- Work instructions: Look through the listing and report every line that has "screenshot" in it.

- Dataset excerpts:
____________

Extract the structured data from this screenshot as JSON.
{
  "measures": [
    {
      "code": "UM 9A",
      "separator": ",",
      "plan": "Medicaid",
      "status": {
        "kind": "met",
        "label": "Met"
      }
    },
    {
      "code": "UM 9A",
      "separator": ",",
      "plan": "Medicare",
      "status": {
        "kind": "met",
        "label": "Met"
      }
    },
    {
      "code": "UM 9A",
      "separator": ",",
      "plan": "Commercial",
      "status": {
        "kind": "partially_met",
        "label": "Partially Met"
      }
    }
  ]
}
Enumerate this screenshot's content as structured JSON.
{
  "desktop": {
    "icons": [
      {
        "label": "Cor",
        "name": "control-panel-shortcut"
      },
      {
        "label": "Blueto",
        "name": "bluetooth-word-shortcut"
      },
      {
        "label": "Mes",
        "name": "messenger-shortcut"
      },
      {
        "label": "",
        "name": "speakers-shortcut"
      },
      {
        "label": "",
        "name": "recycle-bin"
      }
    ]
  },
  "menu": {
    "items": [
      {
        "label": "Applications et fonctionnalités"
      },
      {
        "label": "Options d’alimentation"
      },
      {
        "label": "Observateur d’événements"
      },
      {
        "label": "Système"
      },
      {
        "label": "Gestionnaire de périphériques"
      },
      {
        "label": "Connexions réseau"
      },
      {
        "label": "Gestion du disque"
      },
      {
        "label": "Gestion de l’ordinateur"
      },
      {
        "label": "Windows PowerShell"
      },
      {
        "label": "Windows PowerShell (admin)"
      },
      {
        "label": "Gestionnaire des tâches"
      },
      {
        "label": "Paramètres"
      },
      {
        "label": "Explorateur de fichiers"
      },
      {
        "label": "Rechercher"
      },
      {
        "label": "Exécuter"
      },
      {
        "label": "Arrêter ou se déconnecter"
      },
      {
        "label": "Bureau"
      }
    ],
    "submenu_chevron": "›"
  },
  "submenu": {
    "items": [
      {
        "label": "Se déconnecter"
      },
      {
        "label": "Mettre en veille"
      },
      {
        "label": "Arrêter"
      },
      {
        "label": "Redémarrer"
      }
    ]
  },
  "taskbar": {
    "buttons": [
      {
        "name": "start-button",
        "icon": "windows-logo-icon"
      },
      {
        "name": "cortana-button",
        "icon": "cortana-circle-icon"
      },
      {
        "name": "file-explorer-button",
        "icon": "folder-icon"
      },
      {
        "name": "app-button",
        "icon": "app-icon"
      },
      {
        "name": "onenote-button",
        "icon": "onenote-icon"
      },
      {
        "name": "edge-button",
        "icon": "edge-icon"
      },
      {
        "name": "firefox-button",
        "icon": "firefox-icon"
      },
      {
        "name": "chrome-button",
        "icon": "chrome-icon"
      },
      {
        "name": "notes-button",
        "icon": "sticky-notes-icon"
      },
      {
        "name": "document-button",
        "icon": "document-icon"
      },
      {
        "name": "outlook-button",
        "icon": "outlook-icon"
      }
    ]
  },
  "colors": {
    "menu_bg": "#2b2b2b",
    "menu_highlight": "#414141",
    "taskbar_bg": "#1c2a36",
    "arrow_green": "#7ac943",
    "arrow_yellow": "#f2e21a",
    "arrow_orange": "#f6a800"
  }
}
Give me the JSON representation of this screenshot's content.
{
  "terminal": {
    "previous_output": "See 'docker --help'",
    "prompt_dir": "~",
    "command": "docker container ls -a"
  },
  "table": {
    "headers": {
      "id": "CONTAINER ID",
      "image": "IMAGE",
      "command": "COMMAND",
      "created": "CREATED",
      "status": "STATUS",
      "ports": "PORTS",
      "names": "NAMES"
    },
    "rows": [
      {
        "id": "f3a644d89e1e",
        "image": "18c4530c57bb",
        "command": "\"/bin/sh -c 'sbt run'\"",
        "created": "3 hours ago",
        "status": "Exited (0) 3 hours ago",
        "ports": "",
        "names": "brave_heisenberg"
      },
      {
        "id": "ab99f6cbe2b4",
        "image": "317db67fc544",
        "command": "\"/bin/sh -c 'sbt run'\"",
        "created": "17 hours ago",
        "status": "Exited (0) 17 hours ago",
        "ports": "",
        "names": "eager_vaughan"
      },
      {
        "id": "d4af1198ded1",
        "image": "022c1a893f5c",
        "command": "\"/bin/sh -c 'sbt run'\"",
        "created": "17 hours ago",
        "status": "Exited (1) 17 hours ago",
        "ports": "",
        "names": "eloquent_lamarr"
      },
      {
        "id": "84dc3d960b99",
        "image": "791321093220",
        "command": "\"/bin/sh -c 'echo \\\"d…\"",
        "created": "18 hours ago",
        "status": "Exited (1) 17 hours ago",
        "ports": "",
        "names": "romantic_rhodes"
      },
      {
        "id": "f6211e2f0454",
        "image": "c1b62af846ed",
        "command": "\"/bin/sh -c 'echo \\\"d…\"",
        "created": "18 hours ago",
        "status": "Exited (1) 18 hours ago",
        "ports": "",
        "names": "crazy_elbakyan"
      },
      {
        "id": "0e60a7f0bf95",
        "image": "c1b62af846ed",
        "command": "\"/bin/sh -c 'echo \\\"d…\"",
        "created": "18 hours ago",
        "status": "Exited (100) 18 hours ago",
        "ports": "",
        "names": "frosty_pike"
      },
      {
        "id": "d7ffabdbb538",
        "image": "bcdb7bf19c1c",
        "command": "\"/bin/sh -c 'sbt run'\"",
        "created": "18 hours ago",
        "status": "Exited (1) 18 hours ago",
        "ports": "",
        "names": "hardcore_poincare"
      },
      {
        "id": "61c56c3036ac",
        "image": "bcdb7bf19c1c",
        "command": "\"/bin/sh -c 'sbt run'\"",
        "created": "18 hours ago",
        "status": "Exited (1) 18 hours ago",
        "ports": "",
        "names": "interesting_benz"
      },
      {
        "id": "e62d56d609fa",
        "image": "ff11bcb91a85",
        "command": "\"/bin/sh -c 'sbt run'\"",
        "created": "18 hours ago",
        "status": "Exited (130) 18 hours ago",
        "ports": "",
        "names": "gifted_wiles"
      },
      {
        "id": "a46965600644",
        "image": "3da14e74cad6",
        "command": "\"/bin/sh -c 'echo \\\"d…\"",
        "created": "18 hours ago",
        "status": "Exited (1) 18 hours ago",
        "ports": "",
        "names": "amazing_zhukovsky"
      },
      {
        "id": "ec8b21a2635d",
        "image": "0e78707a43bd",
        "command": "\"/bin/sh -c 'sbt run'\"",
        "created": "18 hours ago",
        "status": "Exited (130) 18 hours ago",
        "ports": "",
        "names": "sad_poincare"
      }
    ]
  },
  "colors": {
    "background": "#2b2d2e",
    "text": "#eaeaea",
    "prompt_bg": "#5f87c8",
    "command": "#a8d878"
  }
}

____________

- Your response:
Extract the structured data from this screenshot as JSON.
Enumerate this screenshot's content as structured JSON.
Give me the JSON representation of this screenshot's content.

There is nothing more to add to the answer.